*WHAT YOU WILL DO*:
In the records, each line holding "和女孩聊天每一句如何找话题" must be reported.

[PROVIDED ENTRIES]

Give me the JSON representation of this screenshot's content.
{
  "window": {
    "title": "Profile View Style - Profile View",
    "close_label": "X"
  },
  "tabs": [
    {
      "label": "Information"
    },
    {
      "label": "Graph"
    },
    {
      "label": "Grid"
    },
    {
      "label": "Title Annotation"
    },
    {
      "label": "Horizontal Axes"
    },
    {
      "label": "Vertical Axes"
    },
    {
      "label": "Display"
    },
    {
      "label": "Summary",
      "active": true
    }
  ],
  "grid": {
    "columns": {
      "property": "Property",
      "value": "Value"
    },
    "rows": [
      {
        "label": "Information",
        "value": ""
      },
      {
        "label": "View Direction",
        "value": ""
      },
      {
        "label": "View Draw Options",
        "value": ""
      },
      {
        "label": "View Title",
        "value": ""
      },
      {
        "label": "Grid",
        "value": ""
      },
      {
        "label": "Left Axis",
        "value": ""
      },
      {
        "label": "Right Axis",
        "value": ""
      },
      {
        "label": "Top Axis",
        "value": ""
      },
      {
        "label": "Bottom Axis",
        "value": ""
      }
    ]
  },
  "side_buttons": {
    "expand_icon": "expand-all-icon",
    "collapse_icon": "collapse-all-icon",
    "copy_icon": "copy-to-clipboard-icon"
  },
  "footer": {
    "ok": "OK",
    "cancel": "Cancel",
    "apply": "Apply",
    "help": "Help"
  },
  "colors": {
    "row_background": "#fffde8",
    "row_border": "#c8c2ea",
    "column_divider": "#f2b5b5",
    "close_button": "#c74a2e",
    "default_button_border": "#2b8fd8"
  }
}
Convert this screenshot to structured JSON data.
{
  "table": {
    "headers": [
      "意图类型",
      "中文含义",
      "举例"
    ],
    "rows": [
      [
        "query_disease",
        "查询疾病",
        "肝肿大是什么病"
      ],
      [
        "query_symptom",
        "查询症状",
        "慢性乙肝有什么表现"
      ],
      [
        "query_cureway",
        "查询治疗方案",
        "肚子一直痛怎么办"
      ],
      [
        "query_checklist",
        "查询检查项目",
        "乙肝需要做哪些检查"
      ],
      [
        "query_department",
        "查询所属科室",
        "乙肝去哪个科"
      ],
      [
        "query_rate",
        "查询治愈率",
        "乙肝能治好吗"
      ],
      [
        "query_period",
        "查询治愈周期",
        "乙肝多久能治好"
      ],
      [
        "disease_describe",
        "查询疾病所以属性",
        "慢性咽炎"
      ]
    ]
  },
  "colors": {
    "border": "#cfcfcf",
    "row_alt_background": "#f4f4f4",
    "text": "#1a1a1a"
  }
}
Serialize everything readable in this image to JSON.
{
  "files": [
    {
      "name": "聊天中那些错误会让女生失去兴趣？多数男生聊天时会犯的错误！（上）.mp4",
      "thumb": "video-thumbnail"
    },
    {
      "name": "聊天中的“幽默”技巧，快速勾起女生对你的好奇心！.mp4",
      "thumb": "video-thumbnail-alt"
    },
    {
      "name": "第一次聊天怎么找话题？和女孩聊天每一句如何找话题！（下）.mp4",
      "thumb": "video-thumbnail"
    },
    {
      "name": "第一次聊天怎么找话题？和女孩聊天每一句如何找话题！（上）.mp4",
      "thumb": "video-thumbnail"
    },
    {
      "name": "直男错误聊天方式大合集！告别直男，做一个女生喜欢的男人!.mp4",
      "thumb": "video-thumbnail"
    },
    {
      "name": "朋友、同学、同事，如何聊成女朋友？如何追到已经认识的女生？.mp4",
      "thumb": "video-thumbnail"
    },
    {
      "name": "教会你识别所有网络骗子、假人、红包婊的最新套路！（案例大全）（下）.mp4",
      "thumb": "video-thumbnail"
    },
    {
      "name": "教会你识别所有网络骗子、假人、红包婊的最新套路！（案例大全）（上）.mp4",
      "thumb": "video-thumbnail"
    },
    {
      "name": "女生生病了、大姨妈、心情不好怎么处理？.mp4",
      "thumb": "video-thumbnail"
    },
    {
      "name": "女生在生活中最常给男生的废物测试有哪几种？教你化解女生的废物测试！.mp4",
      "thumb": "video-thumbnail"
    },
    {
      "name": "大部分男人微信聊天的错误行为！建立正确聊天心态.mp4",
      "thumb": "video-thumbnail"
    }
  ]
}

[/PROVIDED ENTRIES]

*RESULT BELOW*:
      "name": "第一次聊天怎么找话题？和女孩聊天每一句如何找话题！（下）.mp4",
      "name": "第一次聊天怎么找话题？和女孩聊天每一句如何找话题！（上）.mp4",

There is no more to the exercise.